Documentation • 0900 Pt resting in left lateral. Breathing with UCs. SROM clear fluid. FHR baseline 135bpm. Acceleration to 170bpm. Abrupt decrease to 70 bpm auscultated immediately after UC x 30 seconds with return to baseline. Auscultated x 60 sec before and after UC. Pt placed in hands and knees position w/an increase in auscultation frequency. Maternal pulse 90. • 0903 Deceleration to 60bpm at nadir x 60 seconds auscultated during and after UC X 120 seconds. Return to baseline. Maternal pulse 90. IVLR fluids started. Pt to right lateral. • 0908 Deceleration to 70 bpm at nadir auscultated during and after UC x 120 seconds. Return to baseline. Maternal pulse 100. Continuous EFM placed. Provider notified.
Legal Considerations • Document Well • Follow Our CCS at DH • Communicate Well • Numerous Cases Have Upheld IA as an Acceptable Standard • Can Have Legal Benefits • Use Good Clinical Decision-Making
References • 1. Association of Women’s Health, Obstetric and Neonatal Nurses. Fetal heart monitoring principles and practices. Washington (DC): Association of Women’s Health, Obstetric and Neonatal Nurses, 2000. • 2. American College of Obstetricians and Gynecologists. Intrapartum Fetal Heart Rate Monitoring: Nomenclature, interpretation and General Management Principles. Washington (DC): ACOG Practice Bulletin Number 106, July 2009. • 3. Society of Obstetricians and Gynecologists of Canada (SOGC). Fetal health surveillance in labor. SOGC J 1995;17:859-901. • 4. United States Preventative Services Task Force. Screening for fetal distress with intrapartum electronic fetal monitoring: guide to clinical preventative services: an assessment of effectiveness of 169 interventions. Washington (DC): U.S. Preventative Services Task Force 1989;233-8. • 5. Albers L. Clinical Issues in electronic fetal monitoring. Birth 1994;21:108-110. • 6. Thacker SB, Stroup DF. Continuous electronic fetal heart monitoring for fetal assessment during labor (Cochrane Review). In: The Cochrane Library 2001). • 7. Feinstein NF, Sprague A, Terpanier MJ. Fetal Heart Rate Auscultation. Association of Women’s Health, Obstetric and Neonatal Nurses. 2000. • 8. Flamm, B.L. (1994). Electronic fetal monitoring in the United States. Birth, 21, 105-106. • 9. Goodwin L. Intermittent Auscultation of the fetal heart rate: a review of general principles. J Perinatal Neonatal Nursing 2000;14 (3): 53-61.

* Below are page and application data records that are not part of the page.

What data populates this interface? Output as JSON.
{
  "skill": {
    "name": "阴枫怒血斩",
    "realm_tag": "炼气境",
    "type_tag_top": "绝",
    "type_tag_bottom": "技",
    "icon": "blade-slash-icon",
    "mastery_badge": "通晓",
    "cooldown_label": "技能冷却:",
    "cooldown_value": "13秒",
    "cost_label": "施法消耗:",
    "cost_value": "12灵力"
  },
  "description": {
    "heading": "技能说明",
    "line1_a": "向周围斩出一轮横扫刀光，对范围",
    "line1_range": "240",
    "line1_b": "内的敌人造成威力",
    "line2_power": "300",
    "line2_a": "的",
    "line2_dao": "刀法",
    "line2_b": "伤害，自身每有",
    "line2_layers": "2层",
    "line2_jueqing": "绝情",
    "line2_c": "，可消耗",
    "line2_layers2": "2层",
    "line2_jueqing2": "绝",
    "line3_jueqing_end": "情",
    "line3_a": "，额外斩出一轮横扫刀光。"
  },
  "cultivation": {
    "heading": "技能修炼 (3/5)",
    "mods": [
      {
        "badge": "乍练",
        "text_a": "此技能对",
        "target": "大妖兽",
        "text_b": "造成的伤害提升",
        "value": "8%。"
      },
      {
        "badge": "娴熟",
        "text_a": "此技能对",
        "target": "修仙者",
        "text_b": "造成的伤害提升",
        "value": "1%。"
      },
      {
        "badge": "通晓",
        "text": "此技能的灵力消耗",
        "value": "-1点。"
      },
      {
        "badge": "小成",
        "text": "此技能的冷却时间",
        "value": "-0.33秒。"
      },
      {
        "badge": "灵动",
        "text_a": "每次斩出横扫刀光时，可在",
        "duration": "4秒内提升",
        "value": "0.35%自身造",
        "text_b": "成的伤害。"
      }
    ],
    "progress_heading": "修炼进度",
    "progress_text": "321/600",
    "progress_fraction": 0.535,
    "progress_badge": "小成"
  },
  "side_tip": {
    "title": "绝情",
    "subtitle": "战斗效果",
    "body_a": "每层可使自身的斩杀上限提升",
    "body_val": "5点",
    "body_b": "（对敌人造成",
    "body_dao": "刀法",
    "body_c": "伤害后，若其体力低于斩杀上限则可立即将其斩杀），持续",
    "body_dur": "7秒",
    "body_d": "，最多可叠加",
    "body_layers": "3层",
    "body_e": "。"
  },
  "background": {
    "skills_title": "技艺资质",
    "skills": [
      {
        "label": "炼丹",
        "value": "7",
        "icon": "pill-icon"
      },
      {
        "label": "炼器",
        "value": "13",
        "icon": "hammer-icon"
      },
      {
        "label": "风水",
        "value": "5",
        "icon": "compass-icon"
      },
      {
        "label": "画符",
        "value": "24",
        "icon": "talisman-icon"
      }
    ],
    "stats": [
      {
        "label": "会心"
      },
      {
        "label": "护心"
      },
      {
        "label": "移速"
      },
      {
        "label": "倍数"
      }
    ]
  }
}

References • 10. Martin E.J. Intrapartum Management Modules: A perinatal education program. 3rd Edition.2002 Lippincott Williams and Wilkins:118-125, 188-190. • 11. Varney H, Kriebs JM, Gregor CL. Varney’s Midwifery 4th Edition. 2004 Jones and Bartlet: 796-798, 636-637. • 12. Association of Women’s Health, Obstetric and Neonatal Nurses. Fetal Assessment: Clinical Position Statement. 2000. • 13. Fox M, Kilpatrick S, King T, Parer JT. Fetal heart rate monitoring: interpretation and collaborative management. Journal of Midwifery and Women’s health: vol45(6), nov/dec 2000,498-507. • 14. Alber, LL. Monitoring the fetus in labor: evidence to support the methods. J of Midwifery and Women’s Health: vol 46 (6) Nov/Dec 2001: 366-373 • 15. Wood SH. Should women be given a choice about fetal assessment in labor? The American Journal of Maternal Child Nursing, Sept/Oct 2003, Vol 28(5): 292-300. • 16. Kripke CC. Why are we using electronic fetal monitoring? American Family Physician May 1999, Vol 59(9). • 17. Kennell J, Klaus M, McGrath S, Robertson S, Hinkley C. Continuous emotional support during labor in a US hospital. A randomized controlled trial. JAMA 1991; 265:2197-201.